Requirement: With the images removed, reproduce each entry below word for word.

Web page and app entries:
================================

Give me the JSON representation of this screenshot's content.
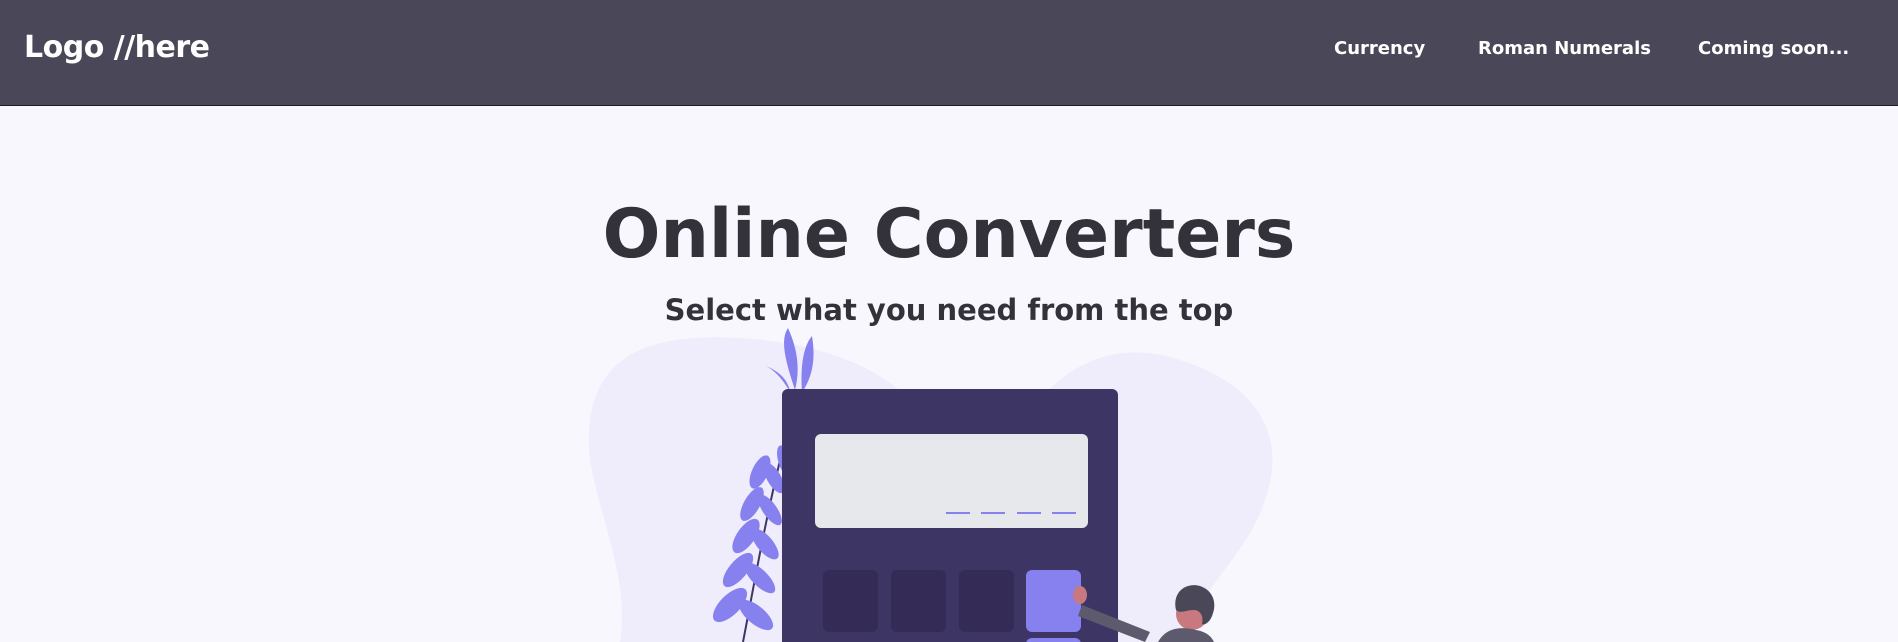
{
  "header": {
    "logo": "Logo //here",
    "nav": {
      "currency": "Currency",
      "roman": "Roman Numerals",
      "soon": "Coming soon..."
    }
  },
  "hero": {
    "title": "Online Converters",
    "subtitle": "Select what you need from the top"
  },
  "colors": {
    "navbar_bg": "#4a4858",
    "page_bg": "#f8f7fd",
    "text_dark": "#33323a",
    "calculator_body": "#3d3563",
    "accent": "#8781f0",
    "blob": "#efecfb"
  }
}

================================

Response:
Give me the JSON representation of this screenshot's content.
{
  "header": {
    "logo": "Logo //here",
    "nav": {
      "currency": "Currency",
      "roman": "Roman Numerals",
      "soon": "Coming soon..."
    }
  },
  "hero": {
    "title": "Online Converters",
    "subtitle": "Select what you need from the top"
  },
  "colors": {
    "navbar_bg": "#4a4858",
    "page_bg": "#f8f7fd",
    "text_dark": "#33323a",
    "calculator_body": "#3d3563",
    "accent": "#8781f0",
    "blob": "#efecfb"
  }
}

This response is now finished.